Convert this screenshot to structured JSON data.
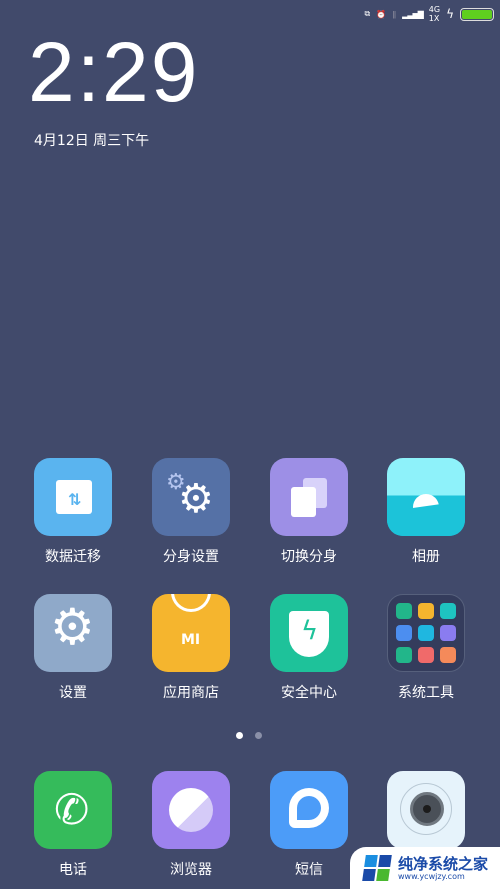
{
  "status_bar": {
    "network_top": "4G",
    "network_bottom": "1X",
    "battery_level": 100,
    "icons": [
      "dual-window-icon",
      "alarm-icon",
      "vibrate-icon",
      "signal-icon",
      "charging-icon",
      "battery-icon"
    ]
  },
  "lockclock": {
    "time": "2:29",
    "date": "4月12日 周三下午"
  },
  "apps": [
    {
      "label": "数据迁移",
      "icon": "data-transfer-icon",
      "color": "#5ab4ef"
    },
    {
      "label": "分身设置",
      "icon": "gears-icon",
      "color": "#5571a6"
    },
    {
      "label": "切换分身",
      "icon": "switch-devices-icon",
      "color": "#9d8fe6"
    },
    {
      "label": "相册",
      "icon": "gallery-icon",
      "color": "#1cc3d9"
    },
    {
      "label": "设置",
      "icon": "settings-icon",
      "color": "#8fa9c9"
    },
    {
      "label": "应用商店",
      "icon": "mi-store-icon",
      "color": "#f5b52e"
    },
    {
      "label": "安全中心",
      "icon": "security-shield-icon",
      "color": "#1ec29a"
    },
    {
      "label": "系统工具",
      "icon": "folder-icon",
      "color": "#343c5c"
    }
  ],
  "page_indicator": {
    "pages": 2,
    "current": 1
  },
  "dock": [
    {
      "label": "电话",
      "icon": "phone-icon",
      "color": "#35bb5b"
    },
    {
      "label": "浏览器",
      "icon": "browser-icon",
      "color": "#9d82ee"
    },
    {
      "label": "短信",
      "icon": "messages-icon",
      "color": "#4c9cf8"
    },
    {
      "label": "",
      "icon": "camera-icon",
      "color": "#e6f3fb"
    }
  ],
  "watermark": {
    "title": "纯净系统之家",
    "url": "www.ycwjzy.com"
  }
}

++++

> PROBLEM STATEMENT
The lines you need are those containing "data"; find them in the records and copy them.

> THE ANSWER
Convert this screenshot to structured JSON data.
      "icon": "data-transfer-icon",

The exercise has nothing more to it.